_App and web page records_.
--------
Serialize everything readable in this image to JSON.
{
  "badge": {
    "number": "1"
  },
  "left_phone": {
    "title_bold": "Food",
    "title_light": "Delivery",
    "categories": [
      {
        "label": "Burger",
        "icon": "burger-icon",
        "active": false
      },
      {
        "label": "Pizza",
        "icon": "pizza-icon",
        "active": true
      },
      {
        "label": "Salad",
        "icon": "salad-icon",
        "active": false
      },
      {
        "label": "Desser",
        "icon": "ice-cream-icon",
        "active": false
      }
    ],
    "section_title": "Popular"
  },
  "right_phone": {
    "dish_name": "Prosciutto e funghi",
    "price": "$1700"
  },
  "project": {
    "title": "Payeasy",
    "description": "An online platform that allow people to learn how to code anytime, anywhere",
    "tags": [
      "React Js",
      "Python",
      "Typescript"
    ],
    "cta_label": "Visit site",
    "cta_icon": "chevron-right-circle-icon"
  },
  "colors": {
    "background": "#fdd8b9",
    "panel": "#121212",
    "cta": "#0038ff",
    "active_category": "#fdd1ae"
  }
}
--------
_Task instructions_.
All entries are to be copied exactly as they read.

_Result below_.
Serialize everything readable in this image to JSON.
{
  "badge": {
    "number": "1"
  },
  "left_phone": {
    "title_bold": "Food",
    "title_light": "Delivery",
    "categories": [
      {
        "label": "Burger",
        "icon": "burger-icon",
        "active": false
      },
      {
        "label": "Pizza",
        "icon": "pizza-icon",
        "active": true
      },
      {
        "label": "Salad",
        "icon": "salad-icon",
        "active": false
      },
      {
        "label": "Desser",
        "icon": "ice-cream-icon",
        "active": false
      }
    ],
    "section_title": "Popular"
  },
  "right_phone": {
    "dish_name": "Prosciutto e funghi",
    "price": "$1700"
  },
  "project": {
    "title": "Payeasy",
    "description": "An online platform that allow people to learn how to code anytime, anywhere",
    "tags": [
      "React Js",
      "Python",
      "Typescript"
    ],
    "cta_label": "Visit site",
    "cta_icon": "chevron-right-circle-icon"
  },
  "colors": {
    "background": "#fdd8b9",
    "panel": "#121212",
    "cta": "#0038ff",
    "active_category": "#fdd1ae"
  }
}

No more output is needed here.